Work required |
All entries below must be output word for word, and the pictures left behind.

Data for review |
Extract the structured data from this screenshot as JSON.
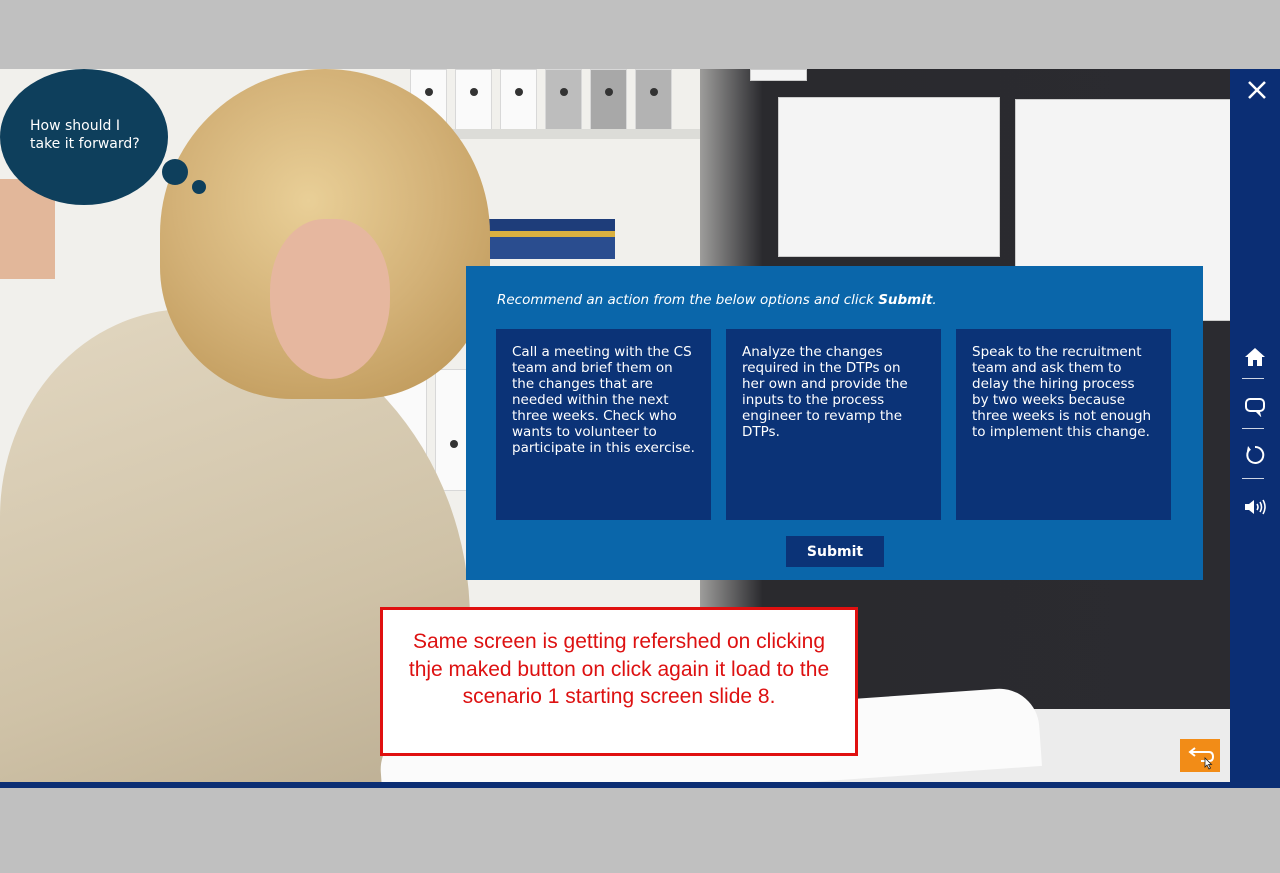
{
  "thought_bubble": {
    "text": "How should I take it forward?"
  },
  "quiz": {
    "instruction_prefix": "Recommend an action from the below options and click ",
    "instruction_bold": "Submit",
    "instruction_suffix": ".",
    "options": [
      "Call a meeting with the CS team and brief them on the changes that are needed within the next three weeks. Check who wants to volunteer to participate in this exercise.",
      "Analyze the changes required in the DTPs on her own and provide the inputs to the process engineer to revamp the DTPs.",
      "Speak to the recruitment team and ask them to delay the hiring process by two weeks because three weeks is not enough to implement this change."
    ],
    "submit_label": "Submit"
  },
  "annotation": {
    "text": "Same screen is getting refershed on clicking thje maked button on click again it load to the scenario 1 starting screen slide 8."
  },
  "nav": {
    "icons": [
      "close-icon",
      "home-icon",
      "comment-icon",
      "replay-icon",
      "volume-icon",
      "back-icon"
    ]
  },
  "colors": {
    "panel": "#0a66aa",
    "option": "#0b3377",
    "sidebar": "#0b2e74",
    "bubble": "#0e3f5c",
    "back_button": "#f28c17",
    "annotation": "#e01010"
  }
}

Answer section |
Extract the structured data from this screenshot as JSON.
{
  "thought_bubble": {
    "text": "How should I take it forward?"
  },
  "quiz": {
    "instruction_prefix": "Recommend an action from the below options and click ",
    "instruction_bold": "Submit",
    "instruction_suffix": ".",
    "options": [
      "Call a meeting with the CS team and brief them on the changes that are needed within the next three weeks. Check who wants to volunteer to participate in this exercise.",
      "Analyze the changes required in the DTPs on her own and provide the inputs to the process engineer to revamp the DTPs.",
      "Speak to the recruitment team and ask them to delay the hiring process by two weeks because three weeks is not enough to implement this change."
    ],
    "submit_label": "Submit"
  },
  "annotation": {
    "text": "Same screen is getting refershed on clicking thje maked button on click again it load to the scenario 1 starting screen slide 8."
  },
  "nav": {
    "icons": [
      "close-icon",
      "home-icon",
      "comment-icon",
      "replay-icon",
      "volume-icon",
      "back-icon"
    ]
  },
  "colors": {
    "panel": "#0a66aa",
    "option": "#0b3377",
    "sidebar": "#0b2e74",
    "bubble": "#0e3f5c",
    "back_button": "#f28c17",
    "annotation": "#e01010"
  }
}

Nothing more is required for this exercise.